- Work to complete: In the data below, find every line with the word "label" and copy it.

- Exercise inputs:
● ● ●

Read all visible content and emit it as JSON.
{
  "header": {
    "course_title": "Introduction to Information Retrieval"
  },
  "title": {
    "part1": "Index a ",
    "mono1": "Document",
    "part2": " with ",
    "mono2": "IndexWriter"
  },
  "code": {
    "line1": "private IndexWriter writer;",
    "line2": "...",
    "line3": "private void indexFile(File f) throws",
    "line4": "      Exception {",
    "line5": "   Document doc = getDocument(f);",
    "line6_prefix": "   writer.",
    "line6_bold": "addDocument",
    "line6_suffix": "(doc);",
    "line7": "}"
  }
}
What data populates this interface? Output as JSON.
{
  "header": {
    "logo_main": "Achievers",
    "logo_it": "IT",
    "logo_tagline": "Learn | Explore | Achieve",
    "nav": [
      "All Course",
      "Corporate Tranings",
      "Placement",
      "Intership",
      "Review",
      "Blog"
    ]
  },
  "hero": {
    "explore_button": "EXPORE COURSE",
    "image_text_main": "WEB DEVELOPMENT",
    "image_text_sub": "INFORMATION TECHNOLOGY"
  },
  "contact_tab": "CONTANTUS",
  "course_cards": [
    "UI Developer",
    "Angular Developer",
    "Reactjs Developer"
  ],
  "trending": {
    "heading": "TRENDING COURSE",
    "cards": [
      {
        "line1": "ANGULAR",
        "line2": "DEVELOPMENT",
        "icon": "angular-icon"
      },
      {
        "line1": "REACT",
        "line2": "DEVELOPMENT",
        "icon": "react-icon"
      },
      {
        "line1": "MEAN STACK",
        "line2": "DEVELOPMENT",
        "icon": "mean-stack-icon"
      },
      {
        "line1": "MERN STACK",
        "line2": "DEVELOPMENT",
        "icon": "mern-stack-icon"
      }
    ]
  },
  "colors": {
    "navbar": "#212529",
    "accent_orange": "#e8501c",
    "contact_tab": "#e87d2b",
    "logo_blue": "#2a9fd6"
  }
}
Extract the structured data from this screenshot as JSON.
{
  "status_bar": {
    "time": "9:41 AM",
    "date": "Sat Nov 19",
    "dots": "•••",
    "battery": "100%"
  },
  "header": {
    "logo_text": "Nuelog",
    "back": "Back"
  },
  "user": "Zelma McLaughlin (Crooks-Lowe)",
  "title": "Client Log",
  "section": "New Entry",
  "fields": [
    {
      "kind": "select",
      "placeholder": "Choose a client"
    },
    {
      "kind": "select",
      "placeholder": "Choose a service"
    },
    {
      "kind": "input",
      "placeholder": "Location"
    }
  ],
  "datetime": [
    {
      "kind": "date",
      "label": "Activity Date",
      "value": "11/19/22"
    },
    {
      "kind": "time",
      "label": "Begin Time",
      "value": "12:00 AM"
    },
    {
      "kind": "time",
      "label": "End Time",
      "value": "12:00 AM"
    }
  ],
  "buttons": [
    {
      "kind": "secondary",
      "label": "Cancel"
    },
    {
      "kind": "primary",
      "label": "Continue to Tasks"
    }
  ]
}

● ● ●

- Answer box:
      "label": "Activity Date",
      "label": "Begin Time",
      "label": "End Time",
      "label": "Cancel"
      "label": "Continue to Tasks"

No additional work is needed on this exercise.